The year-to-date figures are likely more indicative of the shifts in sourcing caused by the threat of increased prices and political strife, and the imperative to reduce risk even as many firms still prefer Chinese production quality to most competitors.

U.S. apparel imports from China for the first 11 months of the year fell 7.59 percent to a value of $23.51 billion. This brought China’s import market share–still in the top slot–down 6.63 percent to 30.25 percent in value terms for the year through November.

Suppliers, largely Asian, are stealing away that market share, but Western Hemisphere makers also have gained as well. Apparel shipments from No. 2 Vietnam rose 10.37 percent year to date to $5.51 billion, but were down 12 percent to $281.94 million for the month compared to November 2018. Vietnam’s market share stood at 15.93 percent, a 10 percent gain for the year.

The move by importers to bring goods in early, as well as fears of holding too much inventory, led to a 9.4 percent decline in apparel imports from the world in November to $1.83 billion from a year earlier. Year-to-date apparel imports were up 0.3 percent from the same period in 2018 to $25.83 billion.

Among other top Asian suppliers, imports from Bangladesh increased 10.09 percent so far this year to $5.51 billion, as shipments from India rose 6.73 percent in the period to $3.81 billion, imports from Cambodia were up 11.41 percent to $2.49 billion and shipments from Pakistan gained 5.99 percent to $1.33 billion.

In the Top 10 Western Hemisphere suppliers, imports from Mexico fell 6.13 percent year to date to $2.92 billion and El Salvador’s shipments were down 2.74 percent to $1.7 billion, while imports from Honduras increased 9.52 percent to $2.56 billion.
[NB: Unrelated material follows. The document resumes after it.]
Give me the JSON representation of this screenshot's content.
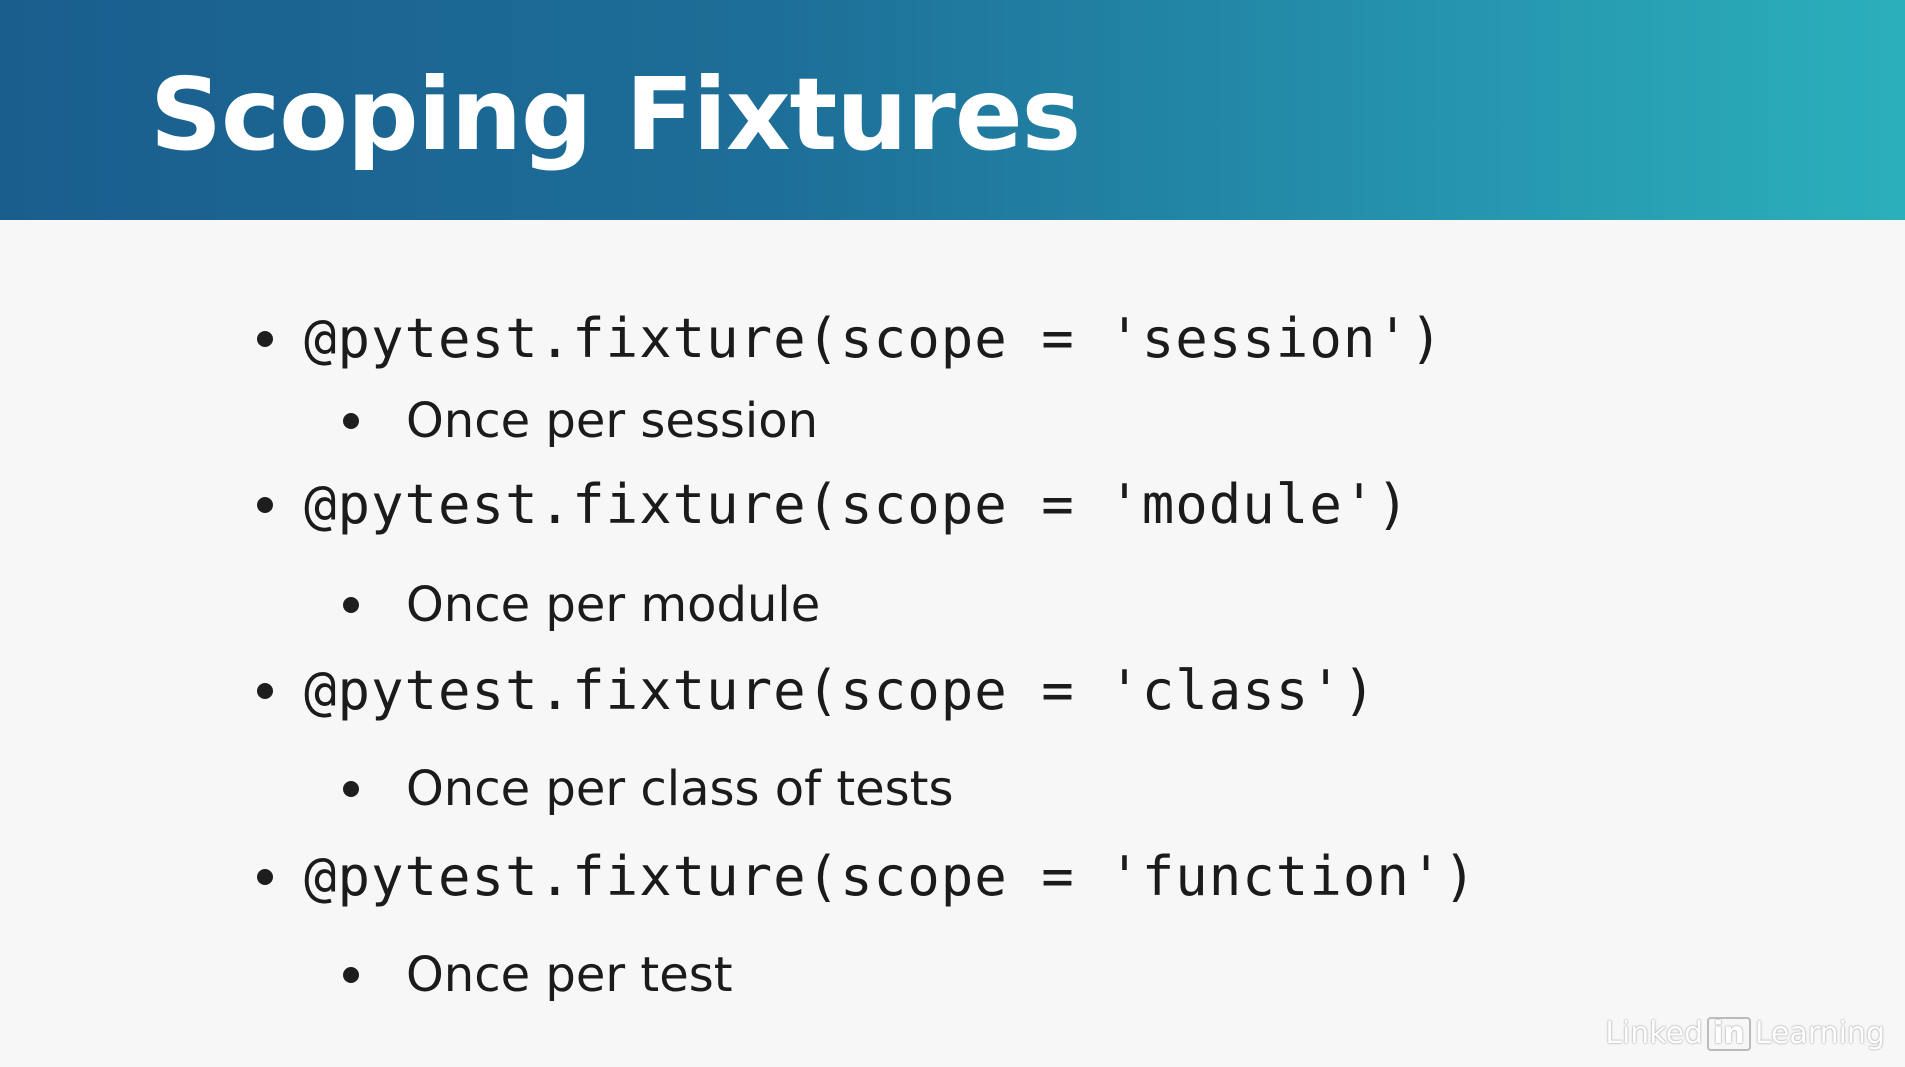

Overall shipments from the Western Hemisphere rose 1.28 percent to $13.2 billion in the period.

On a smaller scale, imports from Sub-Saharan Africa countries were up 16.66 percent in the first 11 months of the year to $1.33 billion. Key contributors included Kenya, Madagascar and Ethiopia.